_Data about app and page elements_.
^^^^^^^^^^^^^^^^
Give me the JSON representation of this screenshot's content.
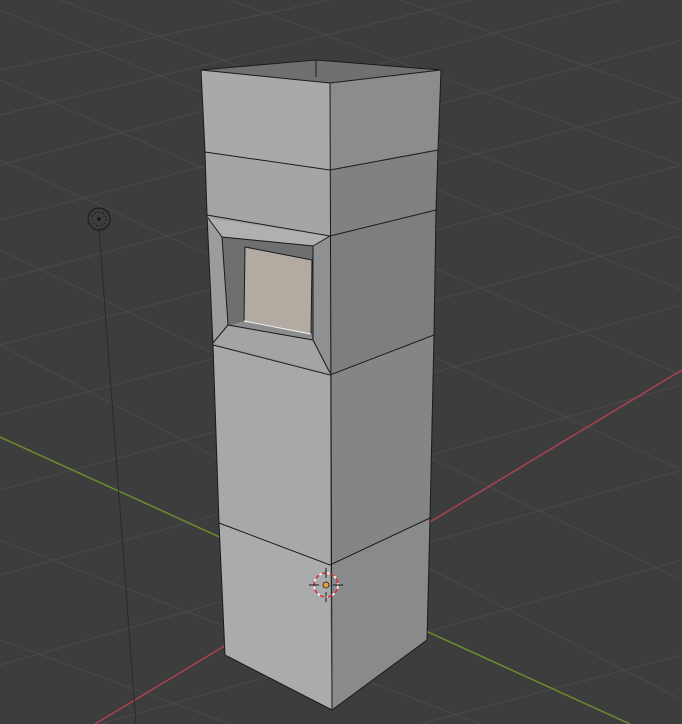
{
  "viewport": {
    "background_color": "#3d3d3d",
    "grid_color": "#4a4a4a",
    "x_axis_color": "#a8434f",
    "y_axis_color": "#6a8e2e"
  },
  "objects": {
    "tower": {
      "label": "",
      "face_light": "#a7a9ab",
      "face_mid": "#989a9c",
      "face_dark": "#7f8183",
      "window_glass": "#b3aba2"
    },
    "light": {
      "icon": "light-icon"
    },
    "cursor_3d": {
      "icon": "3d-cursor-icon",
      "origin_color": "#e8a23a"
    }
  }
}
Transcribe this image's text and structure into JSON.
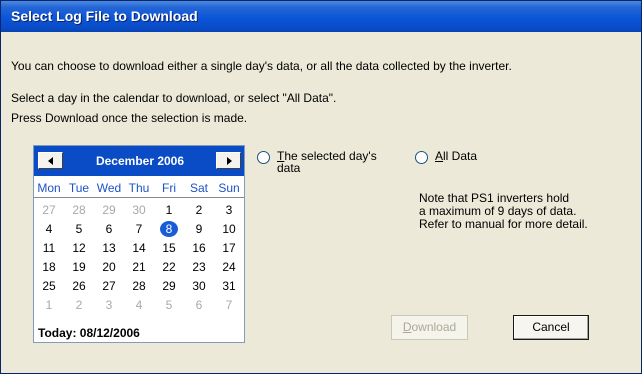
{
  "dialog": {
    "title": "Select Log File to Download",
    "message_line1": "You can choose to download either a single day's data, or all the data collected by the inverter.",
    "message_line2": "Select a day in the calendar to download, or select \"All Data\".",
    "message_line3": "Press Download once the selection is made."
  },
  "calendar": {
    "month_label": "December 2006",
    "weekdays": [
      "Mon",
      "Tue",
      "Wed",
      "Thu",
      "Fri",
      "Sat",
      "Sun"
    ],
    "weeks": [
      [
        {
          "d": "27",
          "muted": true
        },
        {
          "d": "28",
          "muted": true
        },
        {
          "d": "29",
          "muted": true
        },
        {
          "d": "30",
          "muted": true
        },
        {
          "d": "1"
        },
        {
          "d": "2"
        },
        {
          "d": "3"
        }
      ],
      [
        {
          "d": "4"
        },
        {
          "d": "5"
        },
        {
          "d": "6"
        },
        {
          "d": "7"
        },
        {
          "d": "8",
          "selected": true
        },
        {
          "d": "9"
        },
        {
          "d": "10"
        }
      ],
      [
        {
          "d": "11"
        },
        {
          "d": "12"
        },
        {
          "d": "13"
        },
        {
          "d": "14"
        },
        {
          "d": "15"
        },
        {
          "d": "16"
        },
        {
          "d": "17"
        }
      ],
      [
        {
          "d": "18"
        },
        {
          "d": "19"
        },
        {
          "d": "20"
        },
        {
          "d": "21"
        },
        {
          "d": "22"
        },
        {
          "d": "23"
        },
        {
          "d": "24"
        }
      ],
      [
        {
          "d": "25"
        },
        {
          "d": "26"
        },
        {
          "d": "27"
        },
        {
          "d": "28"
        },
        {
          "d": "29"
        },
        {
          "d": "30"
        },
        {
          "d": "31"
        }
      ],
      [
        {
          "d": "1",
          "muted": true
        },
        {
          "d": "2",
          "muted": true
        },
        {
          "d": "3",
          "muted": true
        },
        {
          "d": "4",
          "muted": true
        },
        {
          "d": "5",
          "muted": true
        },
        {
          "d": "6",
          "muted": true
        },
        {
          "d": "7",
          "muted": true
        }
      ]
    ],
    "selected_day": "8",
    "today_label": "Today: 08/12/2006"
  },
  "options": {
    "selected_day_first_letter": "T",
    "selected_day_rest_line1": "he selected day's",
    "selected_day_line2": "data",
    "all_data_first_letter": "A",
    "all_data_rest": "ll Data",
    "selected": "none"
  },
  "note": {
    "line1": "Note that PS1 inverters hold",
    "line2": "a maximum of 9 days of data.",
    "line3": "Refer to manual for more detail."
  },
  "buttons": {
    "download_first_letter": "D",
    "download_rest": "ownload",
    "download_enabled": false,
    "cancel_label": "Cancel"
  },
  "colors": {
    "titlebar": "#0a55d8",
    "calendar_header": "#0a4bc6",
    "weekday_text": "#1c52c8",
    "selected_day": "#1a5cd8",
    "dialog_background": "#ece9d8"
  }
}
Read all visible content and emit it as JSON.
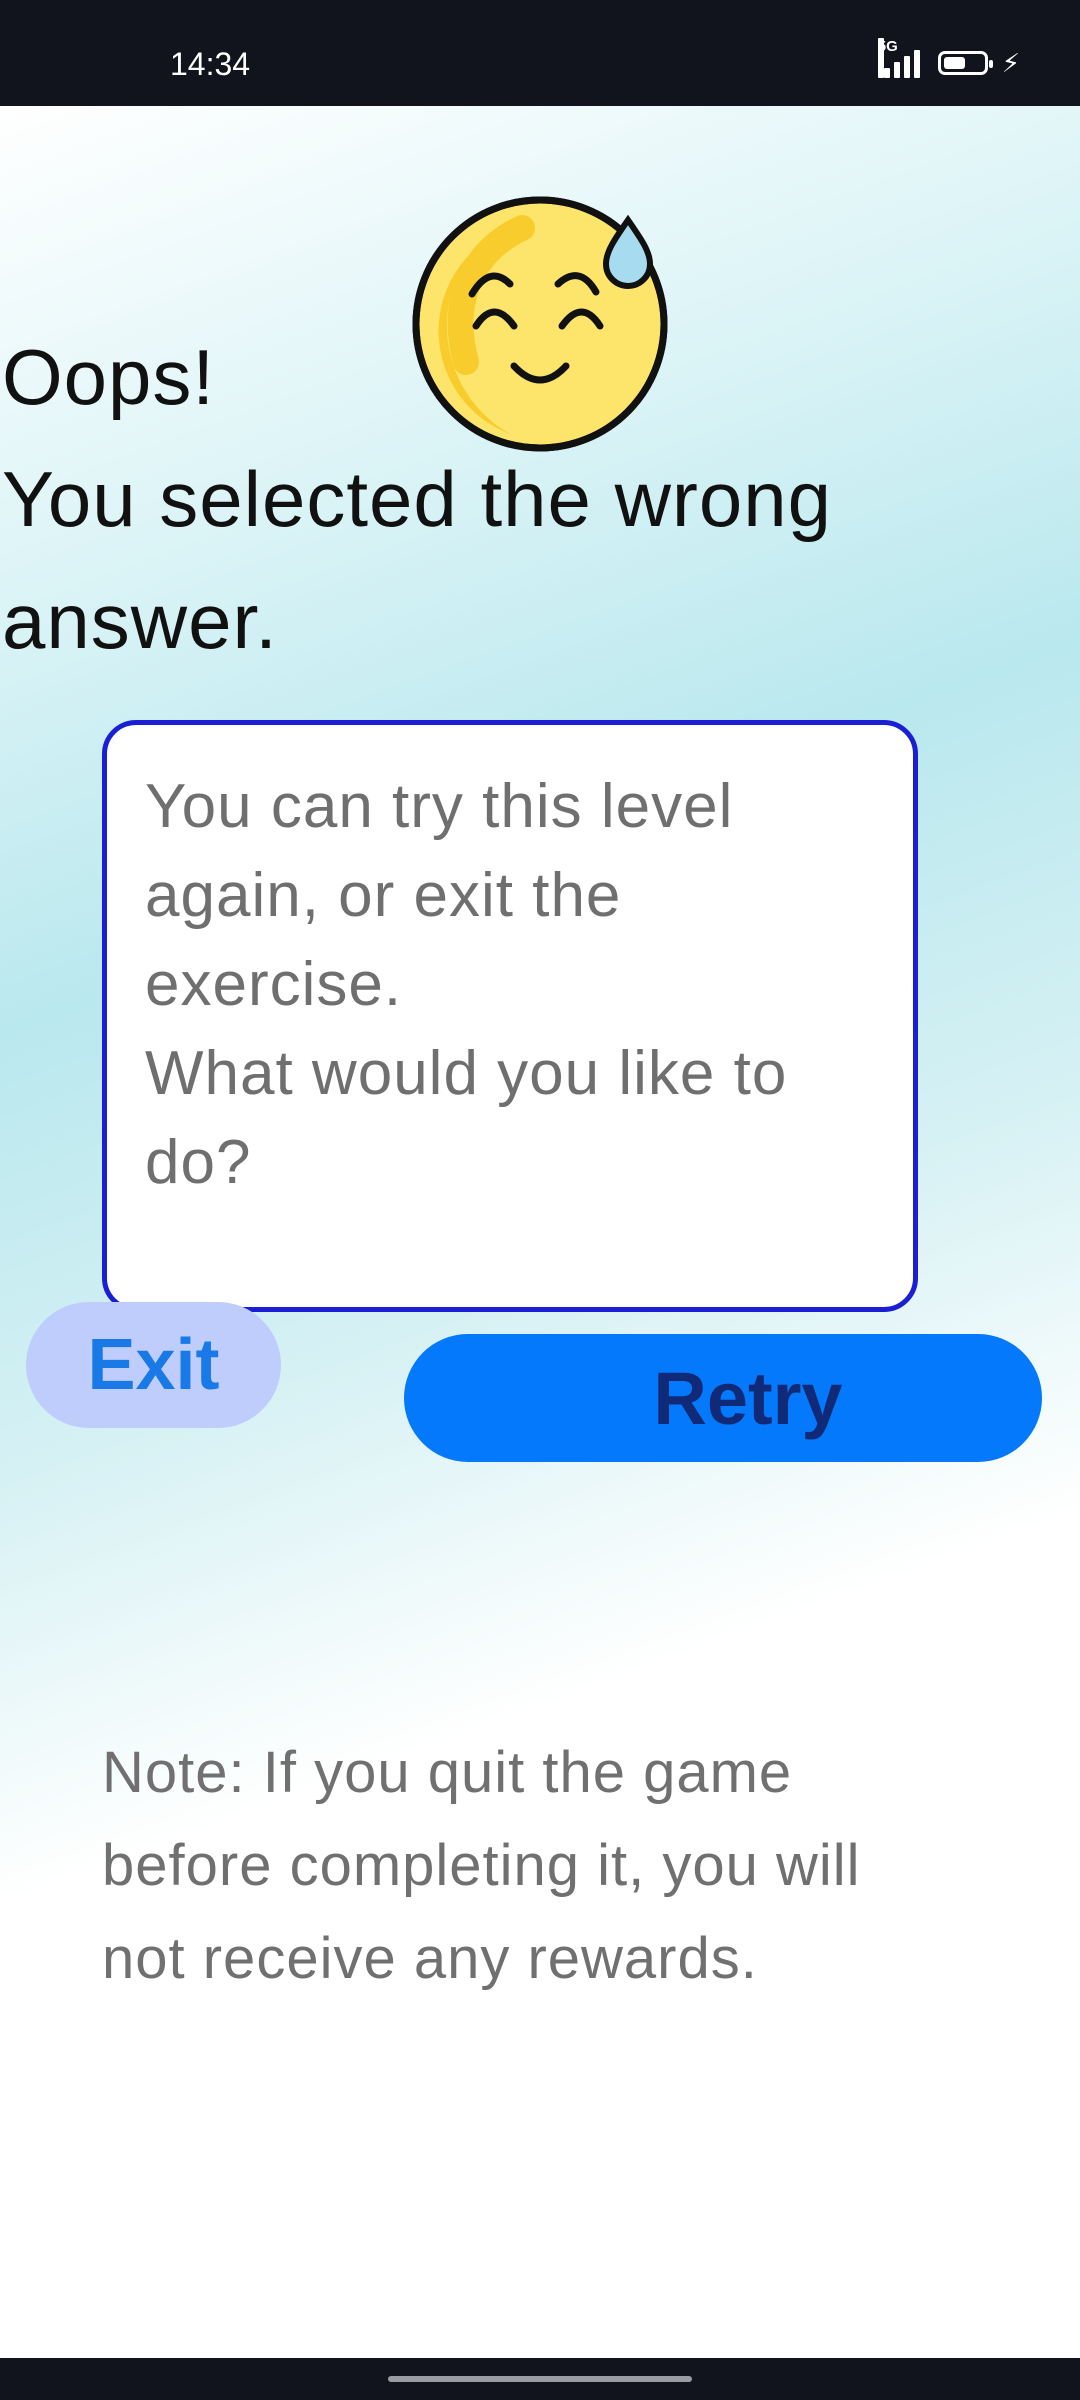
{
  "status_bar": {
    "time": "14:34",
    "network": "5G",
    "battery_level": 0.55,
    "charging": true
  },
  "headline": {
    "line1": "Oops!",
    "line2": "You selected the wrong",
    "line3": "answer."
  },
  "emoji_icon": "sweat-smile-emoji",
  "message": {
    "line1": "You can try this level",
    "line2": "again, or exit the",
    "line3": "exercise.",
    "line4": "What would you like to",
    "line5": "do?"
  },
  "buttons": {
    "exit_label": "Exit",
    "retry_label": "Retry"
  },
  "note": {
    "line1": "Note: If you quit the game",
    "line2": "before completing it, you will",
    "line3": "not receive any rewards."
  },
  "colors": {
    "message_border": "#1a1fd4",
    "retry_bg": "#0479fc",
    "retry_text": "#102a78",
    "exit_bg": "#bfcdfc",
    "exit_text": "#1979e6"
  }
}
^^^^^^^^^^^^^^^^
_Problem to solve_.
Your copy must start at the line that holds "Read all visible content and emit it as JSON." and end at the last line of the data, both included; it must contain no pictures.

_Answer box_.
Read all visible content and emit it as JSON.
{
  "status_bar": {
    "time": "14:34",
    "network": "5G",
    "battery_level": 0.55,
    "charging": true
  },
  "headline": {
    "line1": "Oops!",
    "line2": "You selected the wrong",
    "line3": "answer."
  },
  "emoji_icon": "sweat-smile-emoji",
  "message": {
    "line1": "You can try this level",
    "line2": "again, or exit the",
    "line3": "exercise.",
    "line4": "What would you like to",
    "line5": "do?"
  },
  "buttons": {
    "exit_label": "Exit",
    "retry_label": "Retry"
  },
  "note": {
    "line1": "Note: If you quit the game",
    "line2": "before completing it, you will",
    "line3": "not receive any rewards."
  },
  "colors": {
    "message_border": "#1a1fd4",
    "retry_bg": "#0479fc",
    "retry_text": "#102a78",
    "exit_bg": "#bfcdfc",
    "exit_text": "#1979e6"
  }
}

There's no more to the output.